 Clarity of mind

Apparently all so-called spiritual activities are about expansion and transformation towards a lighter more rarefied sphere of being. As you recognize the core of spirituality and as it receives the highest value for you, you will increasingly focus on expansion and refinement, on opening yourself up. This requires a clarity of consciousness, a presence of mind, because only then can the orientation remain good. Then it’s clear what the proper orientation is and what deviations are. Then the tendency to enter into a limited situation can be recognized, its illusory attraction penetrated; the proper orientation can continue to function while the deviation no longer does. Clarity of mind, where you remain constantly aware of your own situation, is also a part of spirituality.
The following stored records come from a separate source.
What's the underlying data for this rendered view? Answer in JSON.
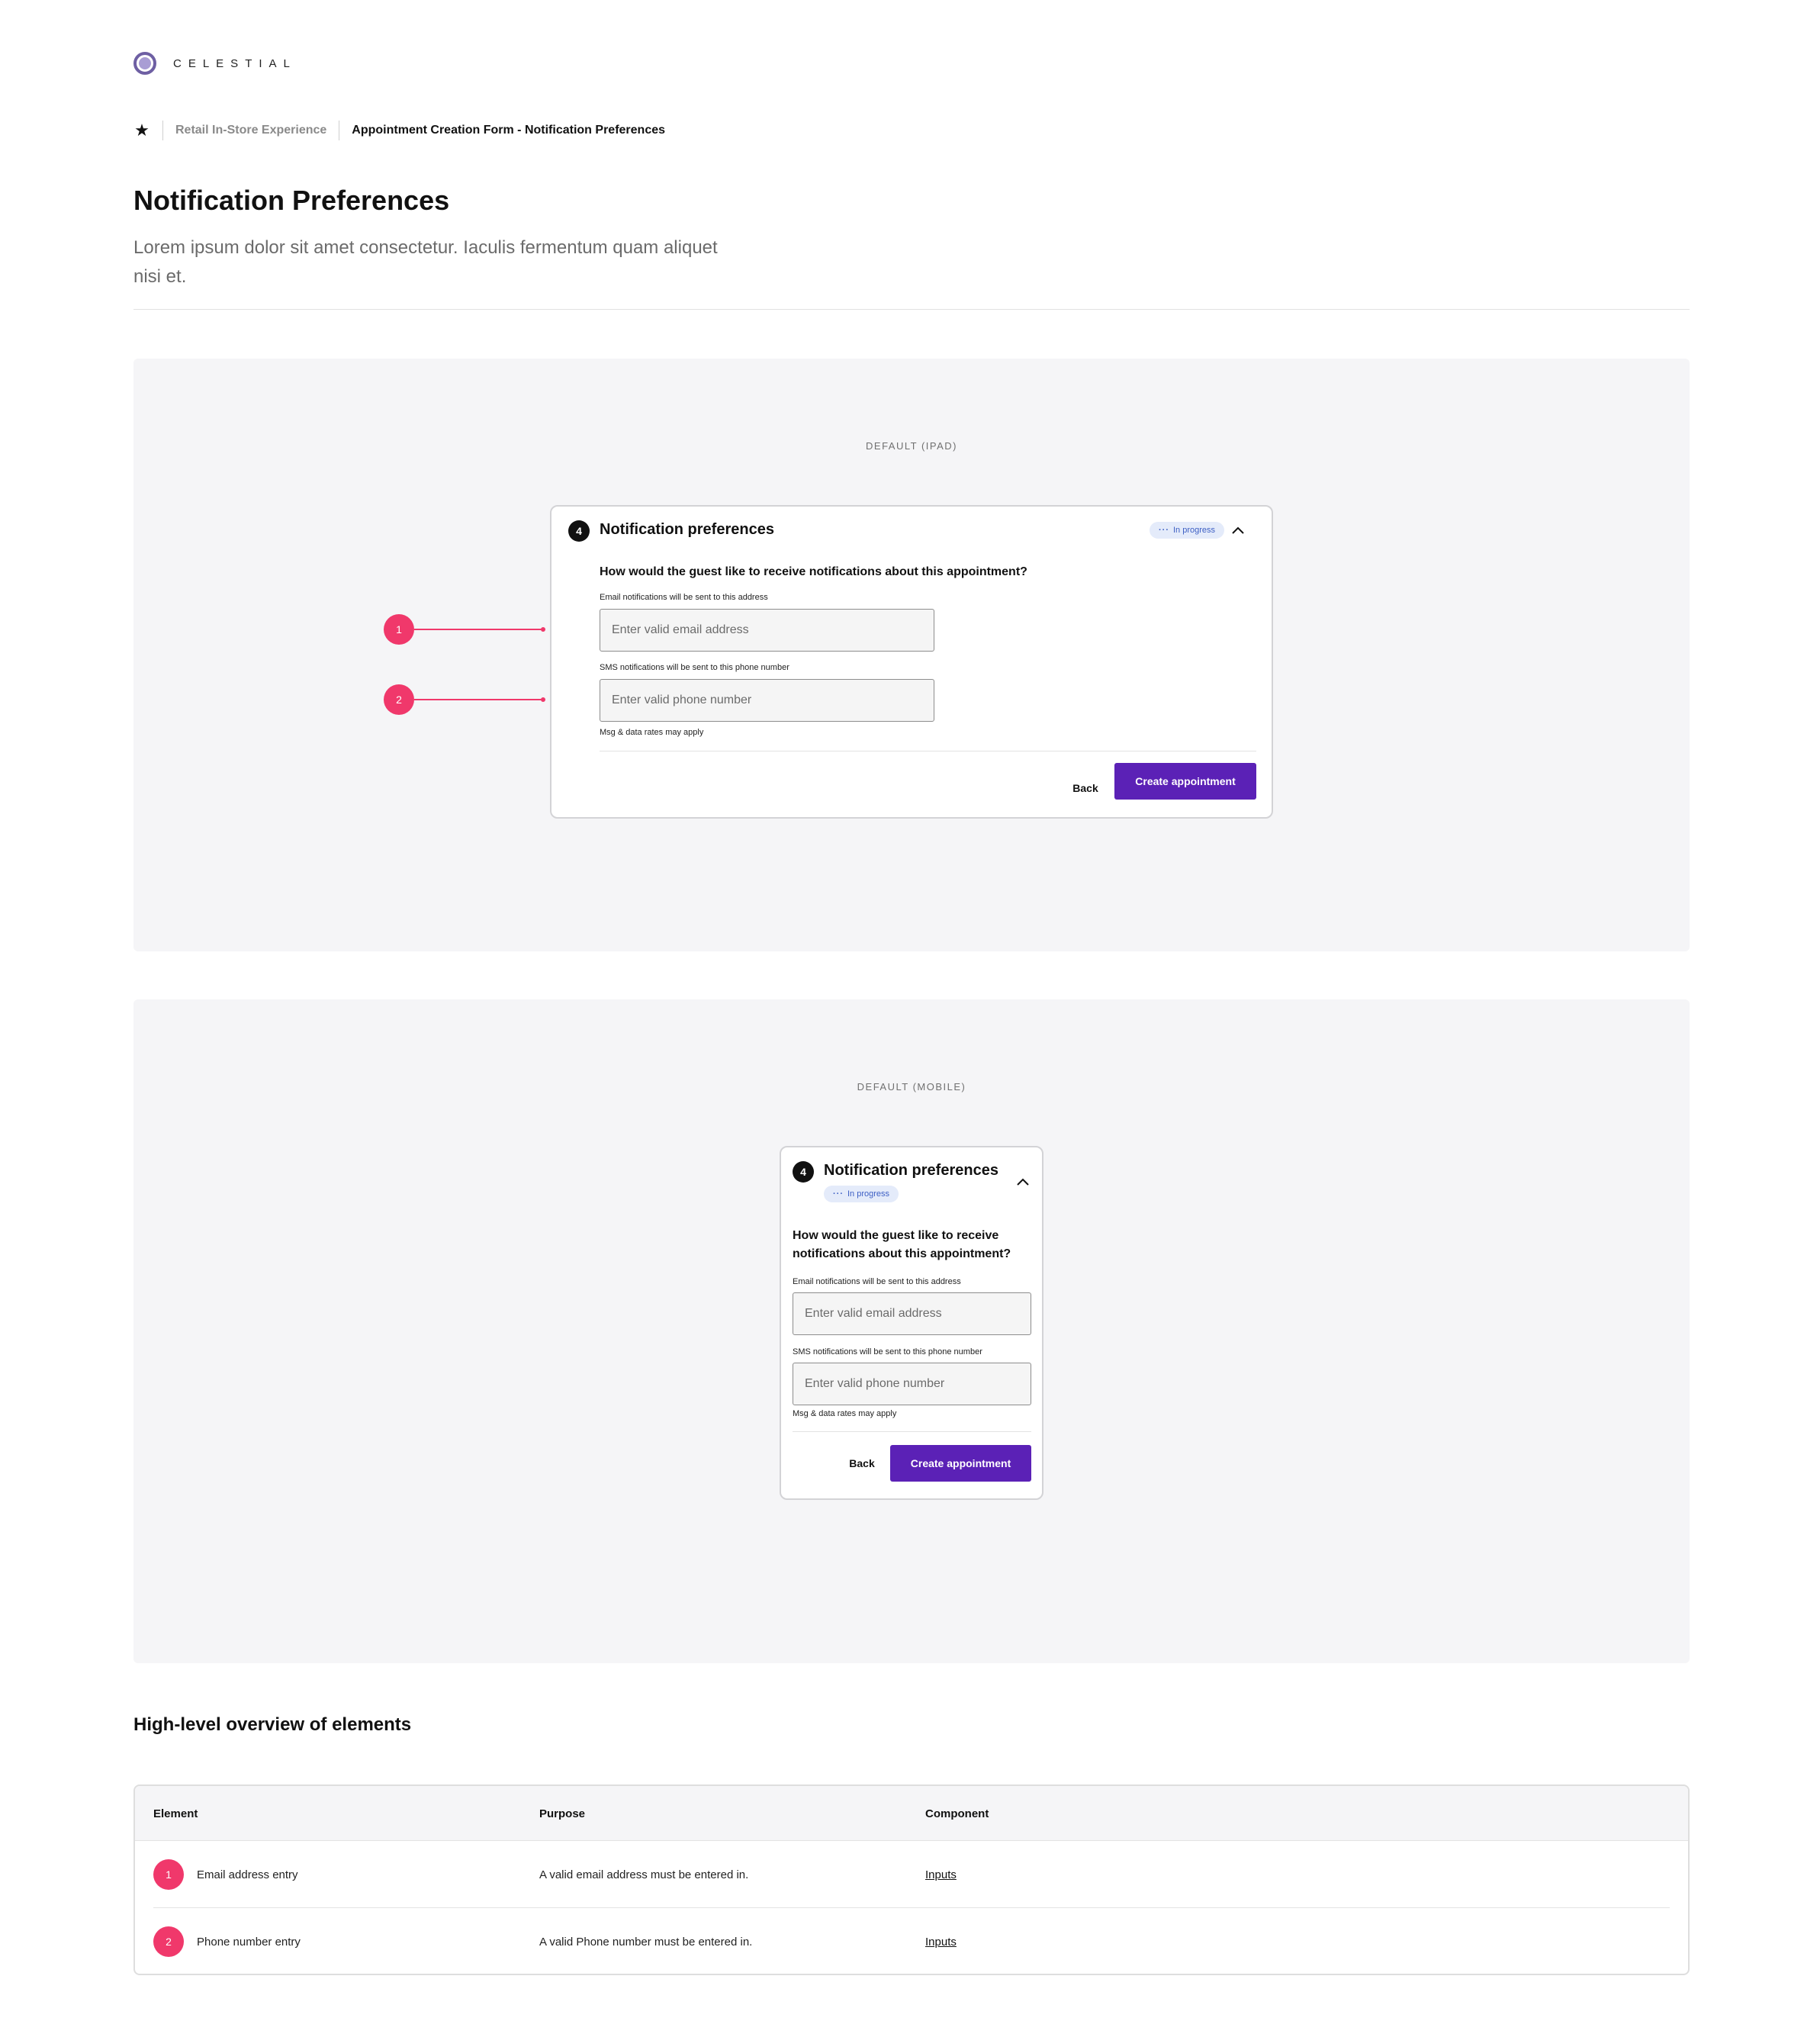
{
  "brand": {
    "name": "CELESTIAL",
    "icon": "celestial-logo-icon"
  },
  "breadcrumb": {
    "icon": "star-icon",
    "parent": "Retail In-Store Experience",
    "current": "Appointment Creation Form - Notification Preferences"
  },
  "page": {
    "title": "Notification Preferences",
    "description": "Lorem ipsum dolor sit amet consectetur. Iaculis fermentum quam aliquet nisi et."
  },
  "ipad": {
    "label": "DEFAULT (IPAD)",
    "card": {
      "step": "4",
      "title": "Notification preferences",
      "status": "In progress",
      "status_icon": "ellipsis-icon",
      "toggle_icon": "chevron-up-icon",
      "question": "How would the guest like to receive notifications about this appointment?",
      "email_label": "Email notifications will be sent to this address",
      "email_placeholder": "Enter valid email address",
      "email_value": "",
      "phone_label": "SMS notifications will be sent to this phone number",
      "phone_placeholder": "Enter valid phone number",
      "phone_value": "",
      "helper": "Msg & data rates may apply",
      "back_label": "Back",
      "primary_label": "Create appointment"
    },
    "markers": [
      "1",
      "2"
    ]
  },
  "mobile": {
    "label": "DEFAULT (MOBILE)",
    "card": {
      "step": "4",
      "title": "Notification preferences",
      "status": "In progress",
      "question": "How would the guest like to receive notifications about this appointment?",
      "email_label": "Email notifications will be sent to this address",
      "email_placeholder": "Enter valid email address",
      "phone_label": "SMS notifications will be sent to this phone number",
      "phone_placeholder": "Enter valid phone number",
      "helper": "Msg & data rates may apply",
      "back_label": "Back",
      "primary_label": "Create appointment"
    }
  },
  "overview": {
    "title": "High-level overview of elements",
    "columns": [
      "Element",
      "Purpose",
      "Component"
    ],
    "rows": [
      {
        "marker": "1",
        "element": "Email address entry",
        "purpose": "A valid email address must be entered in.",
        "component": "Inputs"
      },
      {
        "marker": "2",
        "element": "Phone number entry",
        "purpose": "A valid Phone number must be entered in.",
        "component": "Inputs"
      }
    ]
  },
  "colors": {
    "accent": "#5b21b6",
    "marker": "#f0386b",
    "status_bg": "#e4ebfa",
    "status_text": "#3d5fc4",
    "panel_bg": "#f5f5f7"
  }
}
Probably you become more and more convinced that clarity, your own space of openness and light, is the essence of spirituality. Your concentration on spirituality then means to promote clarity as much as possible by remaining within it. It’s your own being sphere of lucidity. In the expansion you continually experience fewer separations between yourself and others and everything else. The duality merges into a non-duality. The transformation means becoming freer of everything that had originally limited you. These restrictions appear to have arisen mainly because you followed patterns of thought and feeling that cause duality and closure. The spiritual path of expansion and transformation means a breaking open, a liberation. The essence of spirituality is openness without duality (non-duality).

Non-duality of ‘spirit’ and everyday world

When yogis and mystics come back into everyday consciousness, they often experience that the world is harder than ever. As long as there is a material body, there is a material world and there are physical and mental processes. The breaking open is not only the realization of a spiritual reality, but also the acceptance of a material world. The expansion and transformation continue up to a complete disappearance of all duality, including that of matter and spirit. It’s wonderful when you experience the spiritual or conscious world. You’re free within it, without the limitations of the physical body and world. But as long as there is a body, you still have to deal with material existence. As long as a contrast remains, that duality lets conflict and suffering persist. The problems can only disappear when the two merge into a non-duality. The spiritual process has no limits. The whole of reality receives a dimensional depth that is spiritual and non-dual.

This is already found in the oldest writings that humanity has: the Vedic literature of ancient India. Especially in the last parts of it (the Vedanta: the Upanishads) the core is increasingly posited as the non-duality of all (Brahman) and the self (Atman). There is one infinite sphere of being, consciousness and bliss. This can be recognized as something that you have always already been. It is usually not seen, because people are imprisoned by limited things. It can be seen and therefore it is useful to learn about the different spiritual options. In your actual situation a distinction can always be made between the possibilities that offer more or less space. When you make good use of this capacity for discrimination your spiritual development will continue in a good way. The expansion and transformation will continue and you will remain aware of them. Being and knowledge merge in this process, until the original and always existing non-duality is clearly recognized.

Spiritualization exists only as long as you walk down a path as a person. When you become truly awake, you see that it was a dream. In that wakefulness, you’re free, free from your limited self, free for everything and everyone. That is Love.